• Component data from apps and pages
-- -- --
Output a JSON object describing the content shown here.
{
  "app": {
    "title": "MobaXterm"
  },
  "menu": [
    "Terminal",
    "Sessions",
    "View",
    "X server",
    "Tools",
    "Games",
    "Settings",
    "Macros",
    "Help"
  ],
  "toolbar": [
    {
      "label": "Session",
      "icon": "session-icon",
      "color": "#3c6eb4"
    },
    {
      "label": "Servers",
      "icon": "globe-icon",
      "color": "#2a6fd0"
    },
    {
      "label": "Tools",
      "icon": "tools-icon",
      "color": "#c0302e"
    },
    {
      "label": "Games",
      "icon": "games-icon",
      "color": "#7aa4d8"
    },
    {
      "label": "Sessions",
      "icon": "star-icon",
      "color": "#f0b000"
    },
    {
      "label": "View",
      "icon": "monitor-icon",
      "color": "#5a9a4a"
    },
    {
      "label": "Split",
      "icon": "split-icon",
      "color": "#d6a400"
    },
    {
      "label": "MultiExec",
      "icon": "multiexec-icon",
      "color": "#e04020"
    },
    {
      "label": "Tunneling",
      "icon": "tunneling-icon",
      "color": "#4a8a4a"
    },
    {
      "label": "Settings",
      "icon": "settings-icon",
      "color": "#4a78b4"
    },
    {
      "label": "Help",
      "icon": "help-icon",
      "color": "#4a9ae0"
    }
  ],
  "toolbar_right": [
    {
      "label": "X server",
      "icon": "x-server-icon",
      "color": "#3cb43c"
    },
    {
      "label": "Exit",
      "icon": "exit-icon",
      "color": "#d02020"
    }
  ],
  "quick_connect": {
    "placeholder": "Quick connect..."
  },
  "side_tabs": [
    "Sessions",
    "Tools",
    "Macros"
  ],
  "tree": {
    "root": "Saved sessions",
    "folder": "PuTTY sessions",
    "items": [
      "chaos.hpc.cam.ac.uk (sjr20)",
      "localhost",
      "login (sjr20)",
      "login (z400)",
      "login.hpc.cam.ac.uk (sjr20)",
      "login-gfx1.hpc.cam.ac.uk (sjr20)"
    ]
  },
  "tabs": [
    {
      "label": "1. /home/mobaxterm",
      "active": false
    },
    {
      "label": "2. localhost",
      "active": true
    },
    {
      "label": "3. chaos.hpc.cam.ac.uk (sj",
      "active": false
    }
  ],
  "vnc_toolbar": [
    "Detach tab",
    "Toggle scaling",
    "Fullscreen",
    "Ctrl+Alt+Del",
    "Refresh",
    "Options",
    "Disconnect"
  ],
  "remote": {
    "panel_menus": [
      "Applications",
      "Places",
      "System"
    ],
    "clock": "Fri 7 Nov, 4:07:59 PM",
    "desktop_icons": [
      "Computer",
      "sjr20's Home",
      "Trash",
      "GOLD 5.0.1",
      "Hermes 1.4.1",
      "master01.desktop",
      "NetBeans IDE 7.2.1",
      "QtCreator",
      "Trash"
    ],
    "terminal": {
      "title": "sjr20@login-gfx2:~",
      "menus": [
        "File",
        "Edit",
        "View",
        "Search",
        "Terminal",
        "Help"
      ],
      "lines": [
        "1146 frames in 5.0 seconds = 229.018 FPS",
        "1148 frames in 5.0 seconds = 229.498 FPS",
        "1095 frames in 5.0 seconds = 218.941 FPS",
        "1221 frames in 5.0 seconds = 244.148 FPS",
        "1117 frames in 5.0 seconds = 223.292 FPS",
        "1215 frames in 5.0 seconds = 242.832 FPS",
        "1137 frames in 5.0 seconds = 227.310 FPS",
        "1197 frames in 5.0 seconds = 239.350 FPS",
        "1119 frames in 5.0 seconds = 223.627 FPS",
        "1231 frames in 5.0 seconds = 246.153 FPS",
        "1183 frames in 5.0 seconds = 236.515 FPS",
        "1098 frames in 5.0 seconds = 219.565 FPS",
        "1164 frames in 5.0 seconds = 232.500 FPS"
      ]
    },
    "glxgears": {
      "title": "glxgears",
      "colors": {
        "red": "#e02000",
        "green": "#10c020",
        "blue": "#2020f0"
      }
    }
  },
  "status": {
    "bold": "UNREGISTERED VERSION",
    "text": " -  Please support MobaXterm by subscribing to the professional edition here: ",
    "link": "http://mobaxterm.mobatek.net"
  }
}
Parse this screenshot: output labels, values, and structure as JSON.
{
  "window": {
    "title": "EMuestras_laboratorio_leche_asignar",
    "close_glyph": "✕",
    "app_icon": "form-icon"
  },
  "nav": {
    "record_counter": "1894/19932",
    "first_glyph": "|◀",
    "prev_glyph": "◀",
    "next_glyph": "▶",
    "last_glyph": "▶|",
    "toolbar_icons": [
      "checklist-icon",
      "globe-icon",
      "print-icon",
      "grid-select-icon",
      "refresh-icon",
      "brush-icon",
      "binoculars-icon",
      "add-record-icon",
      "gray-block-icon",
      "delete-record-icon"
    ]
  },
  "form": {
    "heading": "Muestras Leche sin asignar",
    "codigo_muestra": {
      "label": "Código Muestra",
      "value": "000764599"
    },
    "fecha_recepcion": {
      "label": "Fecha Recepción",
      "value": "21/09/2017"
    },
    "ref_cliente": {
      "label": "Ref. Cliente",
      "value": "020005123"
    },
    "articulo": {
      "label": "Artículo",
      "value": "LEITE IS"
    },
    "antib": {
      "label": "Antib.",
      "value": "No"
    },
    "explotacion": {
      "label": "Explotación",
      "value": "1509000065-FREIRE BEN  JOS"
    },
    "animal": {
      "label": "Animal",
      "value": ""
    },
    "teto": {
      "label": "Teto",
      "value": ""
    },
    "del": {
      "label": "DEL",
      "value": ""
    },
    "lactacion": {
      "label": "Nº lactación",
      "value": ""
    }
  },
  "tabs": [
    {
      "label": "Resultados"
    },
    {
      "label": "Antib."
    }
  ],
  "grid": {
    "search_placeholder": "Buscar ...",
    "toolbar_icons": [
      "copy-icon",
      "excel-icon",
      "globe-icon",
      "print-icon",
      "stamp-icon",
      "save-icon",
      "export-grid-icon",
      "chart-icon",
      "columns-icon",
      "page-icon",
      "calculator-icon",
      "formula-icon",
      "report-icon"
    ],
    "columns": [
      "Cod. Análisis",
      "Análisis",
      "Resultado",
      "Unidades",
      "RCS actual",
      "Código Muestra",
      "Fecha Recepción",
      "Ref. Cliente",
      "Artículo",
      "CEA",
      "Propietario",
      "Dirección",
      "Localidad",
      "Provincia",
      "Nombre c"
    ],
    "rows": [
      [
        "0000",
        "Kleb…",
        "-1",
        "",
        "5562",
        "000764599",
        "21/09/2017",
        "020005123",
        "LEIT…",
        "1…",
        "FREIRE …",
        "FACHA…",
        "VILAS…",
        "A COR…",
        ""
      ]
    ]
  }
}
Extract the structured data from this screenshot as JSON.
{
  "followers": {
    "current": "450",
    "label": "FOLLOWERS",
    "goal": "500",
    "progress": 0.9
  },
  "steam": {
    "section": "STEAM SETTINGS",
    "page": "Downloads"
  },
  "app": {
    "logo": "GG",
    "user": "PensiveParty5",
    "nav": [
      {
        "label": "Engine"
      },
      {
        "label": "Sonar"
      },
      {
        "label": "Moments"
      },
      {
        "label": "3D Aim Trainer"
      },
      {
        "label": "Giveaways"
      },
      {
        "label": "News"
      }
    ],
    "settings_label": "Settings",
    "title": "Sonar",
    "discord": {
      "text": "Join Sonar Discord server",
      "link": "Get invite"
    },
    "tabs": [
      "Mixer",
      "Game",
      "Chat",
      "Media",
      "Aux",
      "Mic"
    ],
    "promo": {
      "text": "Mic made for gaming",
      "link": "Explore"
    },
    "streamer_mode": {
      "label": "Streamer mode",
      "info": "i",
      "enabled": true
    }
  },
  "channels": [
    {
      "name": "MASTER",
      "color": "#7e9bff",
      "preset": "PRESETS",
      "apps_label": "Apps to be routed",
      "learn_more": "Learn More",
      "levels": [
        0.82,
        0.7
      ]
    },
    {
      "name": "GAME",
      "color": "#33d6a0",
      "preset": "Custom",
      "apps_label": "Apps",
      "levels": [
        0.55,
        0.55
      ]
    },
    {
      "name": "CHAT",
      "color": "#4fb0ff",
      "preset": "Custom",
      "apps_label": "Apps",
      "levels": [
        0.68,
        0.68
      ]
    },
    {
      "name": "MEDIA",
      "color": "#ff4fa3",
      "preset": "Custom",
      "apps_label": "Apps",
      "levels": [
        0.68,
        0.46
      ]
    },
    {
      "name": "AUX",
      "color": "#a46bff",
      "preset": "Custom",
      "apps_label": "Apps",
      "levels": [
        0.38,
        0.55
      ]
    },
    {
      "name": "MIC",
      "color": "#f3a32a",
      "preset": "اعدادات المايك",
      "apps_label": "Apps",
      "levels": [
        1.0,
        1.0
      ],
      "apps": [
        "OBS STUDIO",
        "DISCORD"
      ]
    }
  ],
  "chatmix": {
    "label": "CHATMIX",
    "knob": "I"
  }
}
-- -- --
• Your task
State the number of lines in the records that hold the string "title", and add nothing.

• Task result
5